There are a few misconceptions about fluorescent lighting that keep too many people from turning lights off to save energy. The first misconception is that it takes more energy to start a fluorescent lighting than it takes to run it. The second misconception is that turning fluorescent lighting off and on will wear it out right away. Like many of our myths about energy, there is a small amount of truth in the belief.
Should I Leave My Fluorescent Lighting Running To Save Energy?
Misconception #1: It takes more energy to start fluorescent lighting than it does to run it, so leave the lights on all the time to save money on your electric bill.
Reality: When you turn on a fluorescent light bulb (correctly called a “lamp”), there is a very brief jump in current when the ballast charges the cathodes and causes the lamp to start. This inrush of current can be many times greater than the normal operating current of the lamp. However, the spike of current draw normally lasts no longer than 1/10th of a second, and draws the equivalent of about 5 seconds of normal operation. So, if you turn your fluorescent lighting off and on more frequently than every 5 seconds, you will use more power than normal. So, normal switching off fluorescent lamps has very, very, very little effect on a power bill.
Misconception #2: Turning fluorescent lamps off and on wears them out right away.
Reality: Electric lights have a published rating for expected life. This rating is in the hundreds of hours for many incandescent lights, and in the thousands of hours for most fluorescents. Fluorescent lights have a life rating based on how many hours they are left on every time they are turned on. This is usually referred to as “burn time”, and for fluorescent lights the burn time is three hours.
Every time fluorescent lighting is turned on, a tiny amount of the coating on the electrodes is burned off. Eventually, enough coating is burned off, and the lamp fails to start. Most full-size fluorescent lamps are rated to last 20,000 hours when left on for 3 hours every time they are turned on. This means that the lamp has roughly 6,667 starts available to use up. (20,000/3 = 6,667)
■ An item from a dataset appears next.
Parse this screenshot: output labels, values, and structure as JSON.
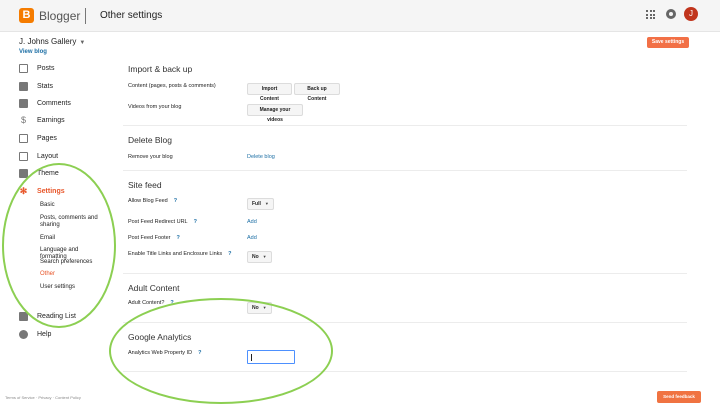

Longer burns extend lamp life. If you “burn” your fluorescent lamps shorter than 3 hours per start, you use up your potential starts faster. If you “burn” them longer than 3 hours per start, you use up your starts more slowly. However, you are paying energy costs for the operating time of the lamps, and the most efficient lamp is the one that is not on when it is not needed.
But longer burns use more energy. Operating a light when it is not needed is simply spending money for no purpose. Today’s rapidly rising electric rates mandate that every building becomes leaner with energy use to control costs.
Find the trade off point.
There is a point where the amount of money you save from turning off the light exceeds the cost of reducing lamp life by more frequent starts. As energy rates go higher, that time becomes shorter. If you pay less than a nickel per kilowatt hour, your turning-off point would be longer.
The kind of ballast you use may make a difference if you turn your fluorescent lighting off frequently. There are three different kinds of electronic ballasts: instant start; rapid start; and programmed start. Which one you use can influence your choice of how frequently to switch off your fluorescent lights. Check with your ballast supplier.